ASSIGNMENT:
Below are the records; collect from them each line containing the string "closet".

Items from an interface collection
========================================================================

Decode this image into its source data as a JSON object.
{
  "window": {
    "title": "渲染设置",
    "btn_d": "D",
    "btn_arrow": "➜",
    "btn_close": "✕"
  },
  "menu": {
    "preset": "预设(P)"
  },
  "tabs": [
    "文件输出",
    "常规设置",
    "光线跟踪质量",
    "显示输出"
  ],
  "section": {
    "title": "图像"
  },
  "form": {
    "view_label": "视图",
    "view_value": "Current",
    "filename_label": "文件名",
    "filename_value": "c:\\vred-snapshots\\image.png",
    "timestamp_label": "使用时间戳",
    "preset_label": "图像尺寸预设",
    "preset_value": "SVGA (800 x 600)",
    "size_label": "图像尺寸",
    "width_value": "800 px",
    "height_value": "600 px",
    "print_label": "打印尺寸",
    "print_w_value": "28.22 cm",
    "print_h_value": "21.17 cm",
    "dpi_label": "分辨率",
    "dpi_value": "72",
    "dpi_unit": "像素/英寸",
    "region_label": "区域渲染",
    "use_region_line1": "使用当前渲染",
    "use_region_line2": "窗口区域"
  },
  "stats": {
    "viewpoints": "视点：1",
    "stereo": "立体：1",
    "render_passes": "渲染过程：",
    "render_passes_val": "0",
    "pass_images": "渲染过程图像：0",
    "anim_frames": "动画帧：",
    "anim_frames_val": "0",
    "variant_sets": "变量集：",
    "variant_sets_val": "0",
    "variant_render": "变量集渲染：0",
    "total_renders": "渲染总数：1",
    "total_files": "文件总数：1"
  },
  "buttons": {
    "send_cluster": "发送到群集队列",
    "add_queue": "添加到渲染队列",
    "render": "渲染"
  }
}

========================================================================

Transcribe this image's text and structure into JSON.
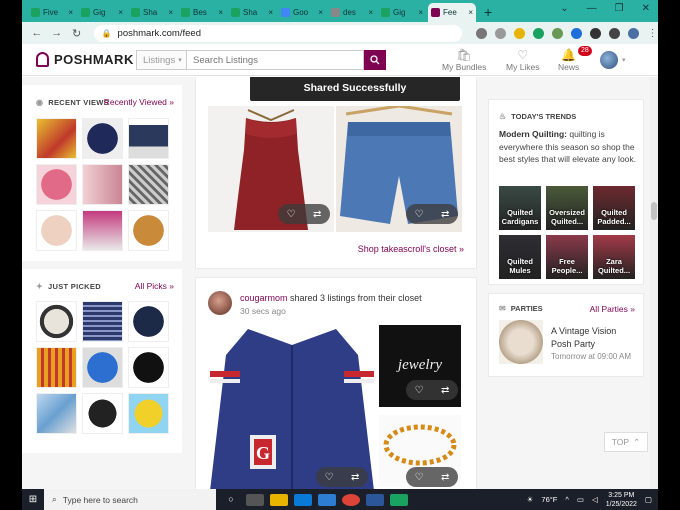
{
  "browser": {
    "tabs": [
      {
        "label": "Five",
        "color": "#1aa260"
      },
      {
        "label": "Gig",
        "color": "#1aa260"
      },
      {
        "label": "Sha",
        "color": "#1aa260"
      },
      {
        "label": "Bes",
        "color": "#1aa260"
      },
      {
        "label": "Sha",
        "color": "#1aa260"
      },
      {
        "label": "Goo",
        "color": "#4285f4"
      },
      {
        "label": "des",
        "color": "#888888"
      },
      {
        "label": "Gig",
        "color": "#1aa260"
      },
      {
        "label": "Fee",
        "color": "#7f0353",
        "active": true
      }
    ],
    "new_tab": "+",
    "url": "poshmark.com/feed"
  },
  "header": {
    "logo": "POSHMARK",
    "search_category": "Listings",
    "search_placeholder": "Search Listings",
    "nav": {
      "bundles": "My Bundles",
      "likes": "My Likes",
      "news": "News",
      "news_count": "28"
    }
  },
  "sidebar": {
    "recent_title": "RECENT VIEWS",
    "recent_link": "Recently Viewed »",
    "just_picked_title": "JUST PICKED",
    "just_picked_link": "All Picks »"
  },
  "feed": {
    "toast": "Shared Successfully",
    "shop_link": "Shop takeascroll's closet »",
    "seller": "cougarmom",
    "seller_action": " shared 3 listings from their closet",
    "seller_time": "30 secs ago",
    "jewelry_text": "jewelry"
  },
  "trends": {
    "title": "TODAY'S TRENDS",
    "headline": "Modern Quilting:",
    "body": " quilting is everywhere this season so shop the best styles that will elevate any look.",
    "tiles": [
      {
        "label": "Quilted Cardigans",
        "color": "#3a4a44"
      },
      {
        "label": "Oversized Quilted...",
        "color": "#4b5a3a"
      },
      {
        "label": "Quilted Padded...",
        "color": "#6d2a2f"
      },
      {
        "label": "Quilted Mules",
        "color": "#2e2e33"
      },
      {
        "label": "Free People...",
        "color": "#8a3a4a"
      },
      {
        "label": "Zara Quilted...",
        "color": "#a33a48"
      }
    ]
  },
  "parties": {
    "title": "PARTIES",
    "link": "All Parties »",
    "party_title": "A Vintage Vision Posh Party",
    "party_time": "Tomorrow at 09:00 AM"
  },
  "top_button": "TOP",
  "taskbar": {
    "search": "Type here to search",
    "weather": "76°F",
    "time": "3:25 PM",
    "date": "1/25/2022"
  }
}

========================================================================

RESPONSE TO THIS TASK:
    "shop_link": "Shop takeascroll's closet »",
    "seller_action": " shared 3 listings from their closet",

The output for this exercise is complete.